Although his father wanted to bring the family back to Canada, the lack of transportation at the time prevented their return and Sangra remained in India, where he would go to school and complete Grade 9 before getting married to Gian Kaur.
His father finally returned to Canada in 1947 only to discover the family's farm had been confiscated by authorities for lack of tax payments by the person who had leased the land.
It wasn't until 1950 that Sucha Sangra himself would return to Canada. This time, with the Rutland farm gone, he joined his two brothers who lived in Youbou on Vancouver Island. Sangra fondly recalls that the three siblings worked in the local sawmill and shared a bunkhouse with 30 to 40 Punjabi co-workers, all of whom, he says, worked hard and were well respected by their Canadian co-workers and bosses.
The employers even hired a cook to prepare Punjabi food for the men who lived in the bunkhouse. In their spare time the men would play soccer and volleyball. In fact, they formed a team and managed to win a trophy or two, he says.

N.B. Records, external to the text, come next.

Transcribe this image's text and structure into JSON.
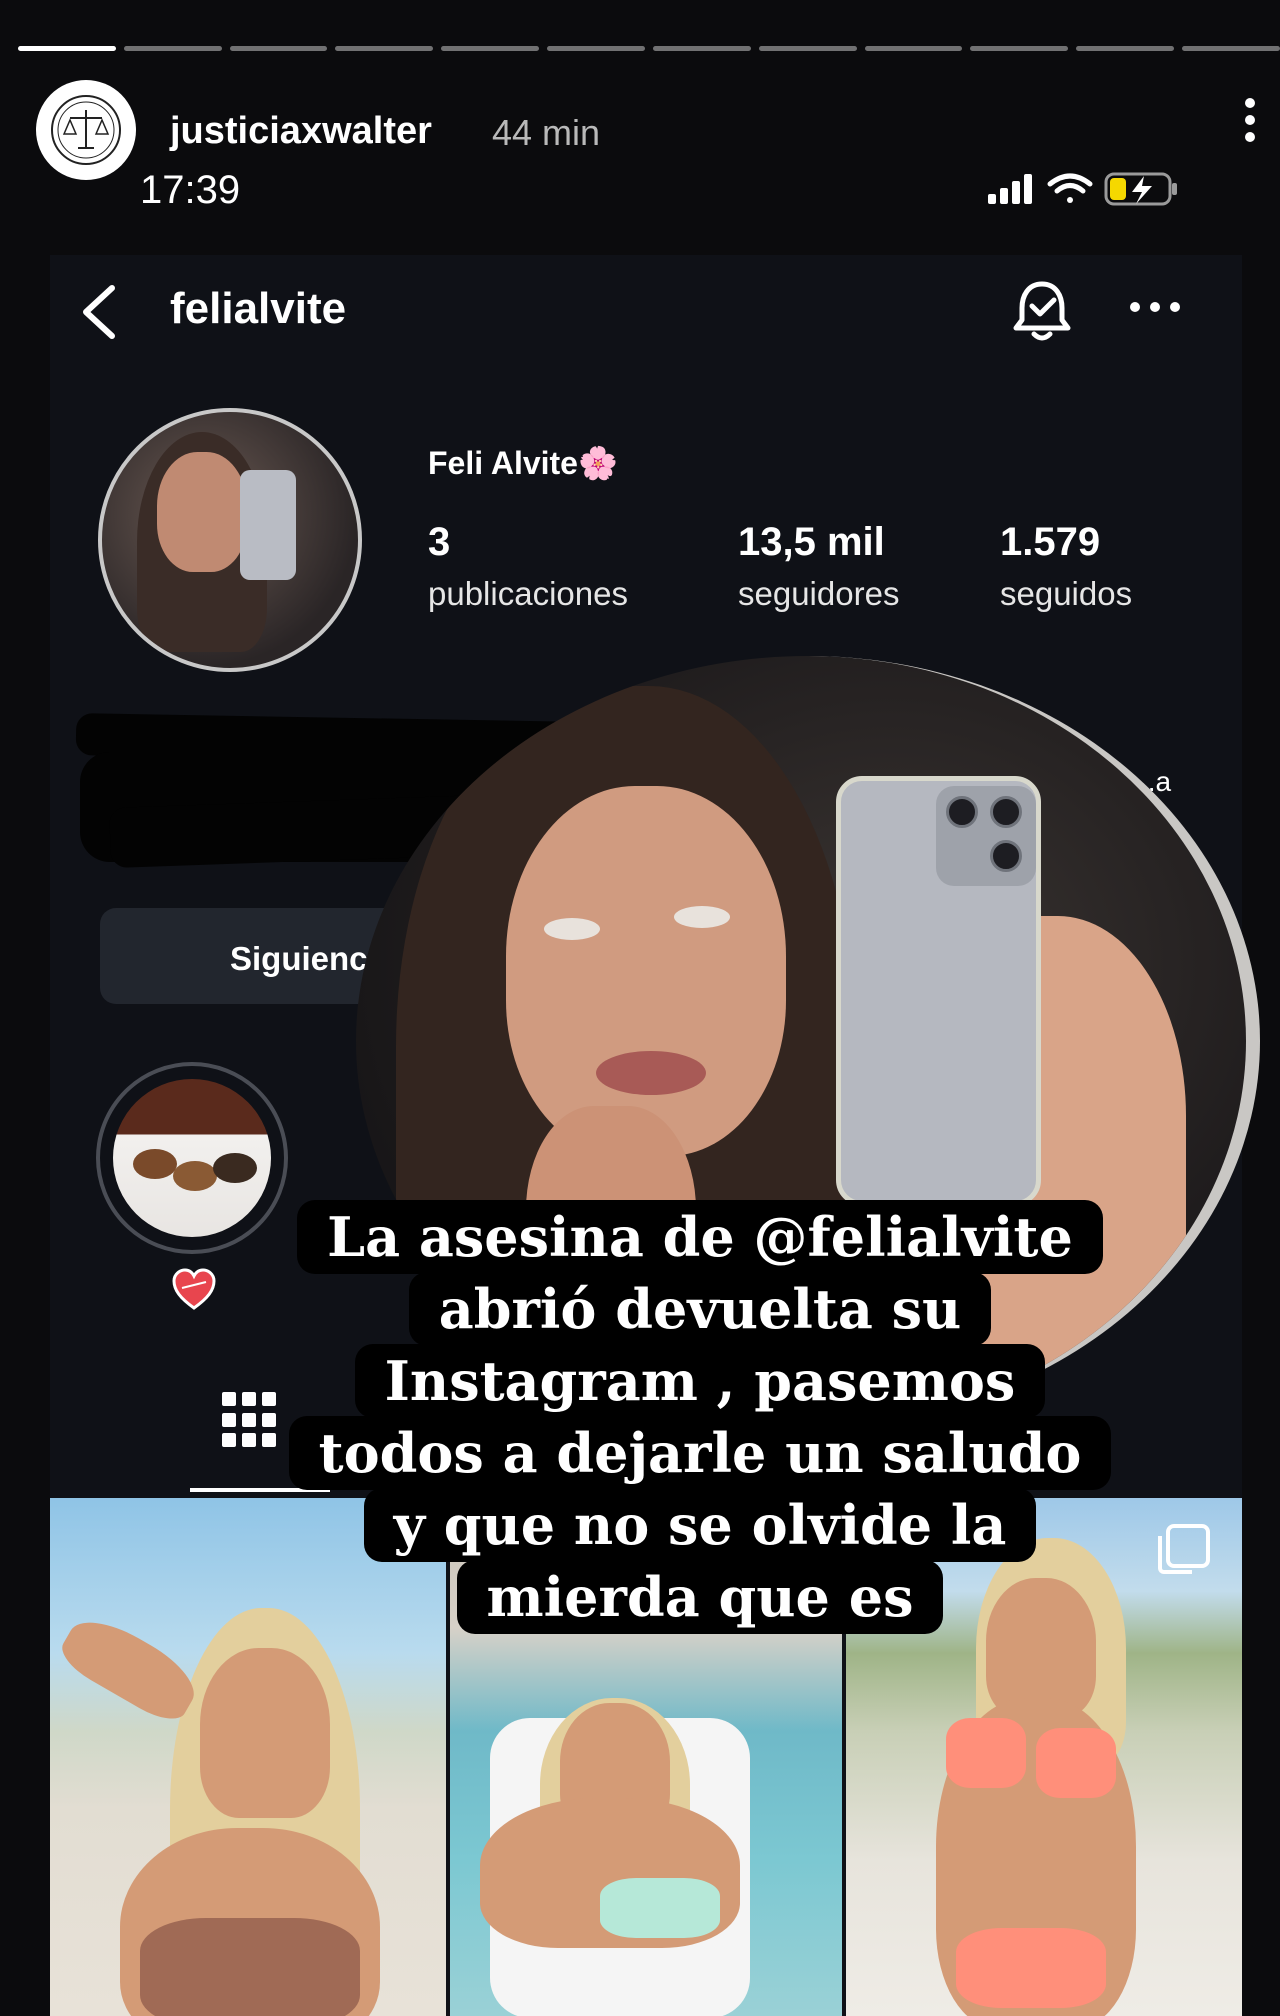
{
  "story": {
    "segments_total": 12,
    "segments_done": 1,
    "username": "justiciaxwalter",
    "time_ago": "44 min",
    "avatar_icon": "scales-of-justice-icon"
  },
  "status_bar": {
    "time": "17:39",
    "icons": [
      "signal-icon",
      "wifi-icon",
      "battery-charging-icon"
    ],
    "battery_color": "#f5d800"
  },
  "profile": {
    "handle": "felialvite",
    "display_name": "Feli Alvite🌸",
    "posts_count": "3",
    "posts_label": "publicaciones",
    "followers_count": "13,5 mil",
    "followers_label": "seguidores",
    "following_count": "1.579",
    "following_label": "seguidos",
    "bio_tail": "..a",
    "follow_button_label": "Siguienc"
  },
  "caption": {
    "lines": [
      "La asesina de @felialvite",
      "abrió devuelta su",
      "Instagram , pasemos",
      "todos a dejarle un saludo",
      "y que no se olvide la",
      "mierda que es"
    ]
  },
  "colors": {
    "background": "#0b0b0d",
    "inner_background": "#0f1117",
    "caption_bg": "#000000",
    "heart": "#e8454e"
  }
}
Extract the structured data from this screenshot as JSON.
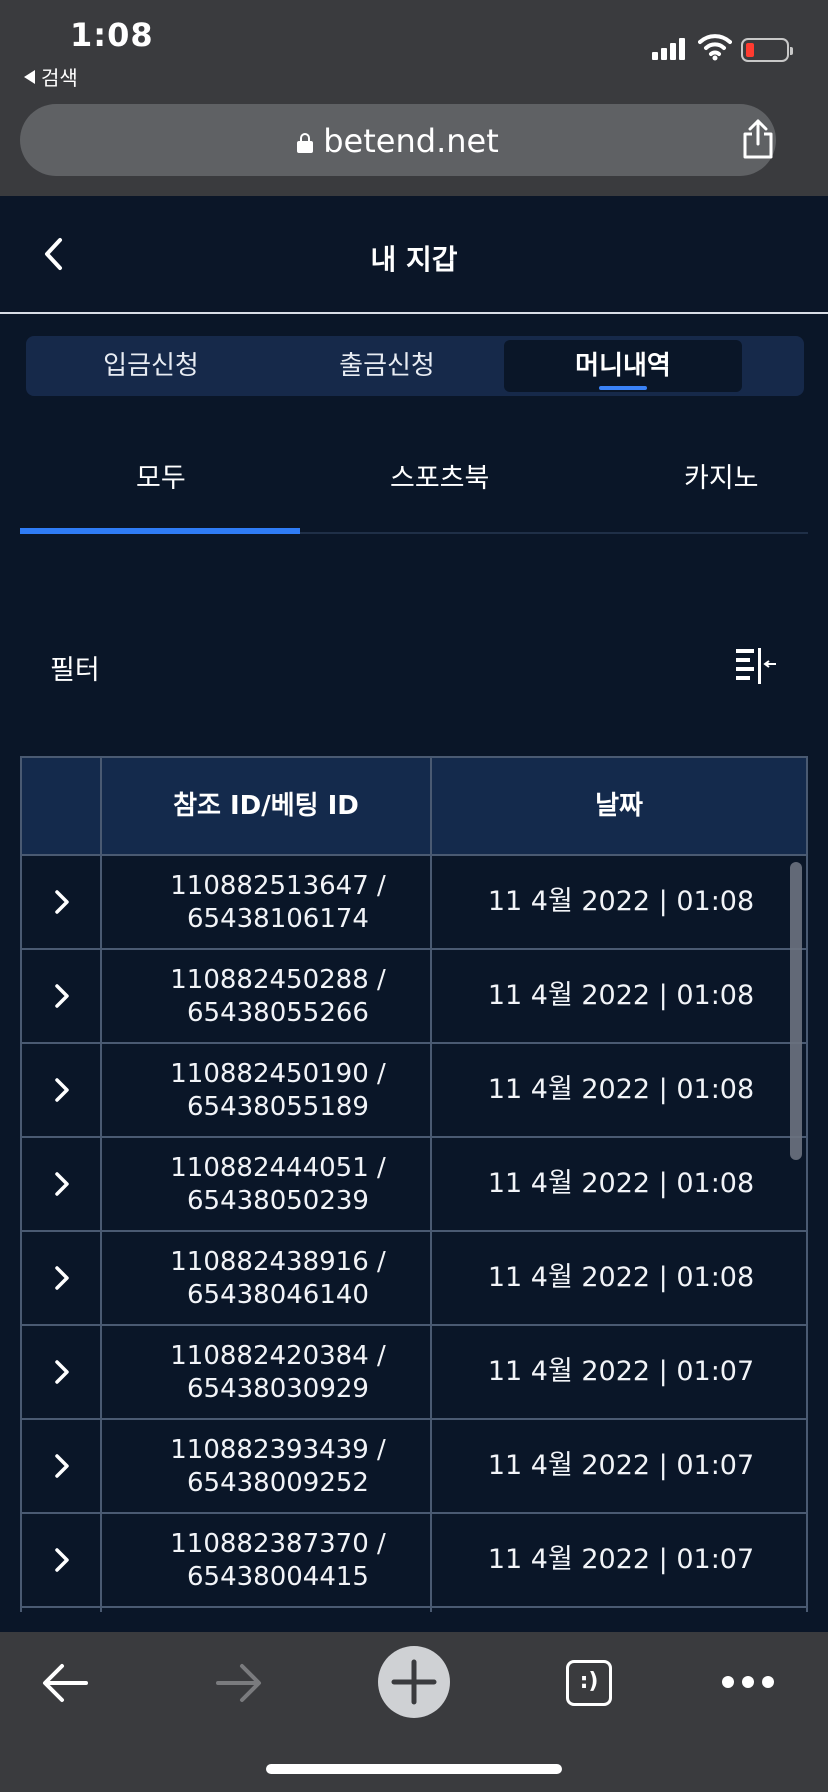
{
  "status_bar": {
    "time": "1:08",
    "back_app": "검색"
  },
  "browser": {
    "url": "betend.net"
  },
  "header": {
    "title": "내 지갑"
  },
  "wallet_tabs": [
    {
      "label": "입금신청",
      "active": false
    },
    {
      "label": "출금신청",
      "active": false
    },
    {
      "label": "머니내역",
      "active": true
    }
  ],
  "sub_tabs": [
    {
      "label": "모두",
      "active": true
    },
    {
      "label": "스포츠북",
      "active": false
    },
    {
      "label": "카지노",
      "active": false
    }
  ],
  "filter": {
    "label": "필터",
    "icon": "filter-collapse-icon"
  },
  "table": {
    "headers": [
      "",
      "참조 ID/베팅 ID",
      "날짜"
    ],
    "rows": [
      {
        "ref": "110882513647 /",
        "bet": "65438106174",
        "date": "11 4월 2022 | 01:08"
      },
      {
        "ref": "110882450288 /",
        "bet": "65438055266",
        "date": "11 4월 2022 | 01:08"
      },
      {
        "ref": "110882450190 /",
        "bet": "65438055189",
        "date": "11 4월 2022 | 01:08"
      },
      {
        "ref": "110882444051 /",
        "bet": "65438050239",
        "date": "11 4월 2022 | 01:08"
      },
      {
        "ref": "110882438916 /",
        "bet": "65438046140",
        "date": "11 4월 2022 | 01:08"
      },
      {
        "ref": "110882420384 /",
        "bet": "65438030929",
        "date": "11 4월 2022 | 01:07"
      },
      {
        "ref": "110882393439 /",
        "bet": "65438009252",
        "date": "11 4월 2022 | 01:07"
      },
      {
        "ref": "110882387370 /",
        "bet": "65438004415",
        "date": "11 4월 2022 | 01:07"
      }
    ]
  },
  "toolbar": {
    "tabs_label": ":)"
  },
  "colors": {
    "background": "#0a1628",
    "accent": "#2f7cf6",
    "table_header": "#142a4c",
    "browser_chrome": "#3a3b3e"
  }
}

On their days off, they travelled to Paldi, a small town named after a village in India, to visit the Sikh temple.
Then, in 1953, the Sangras once again moved back to India, where they opened an Anglo-Indian restaurant in the heart of Jallandhar. Sangra worked as a cashier in the restaurant.
Sangra returned again to Canada in 1960, this time finding work in a furniture factory in Surrey. Sangra recalls that living alone in rooming houses in Surrey and New Westminster wasn't easy as he missed his brothers and the companionship of the bunkhouse in Youbou. To pass the time, he would go to the movies in New Westminster. He wasn't particular about the movie, commenting that at 25 cents per show, it was cheap enough to watch whatever was playing.
Sangra's wife, Gian Kaur, joined him in Canada in 1963. By the time the couple's only child, their daughter Harjinder, was born in 1964, they had moved to their own home on Lanark Street, where they lived for more than 30 years.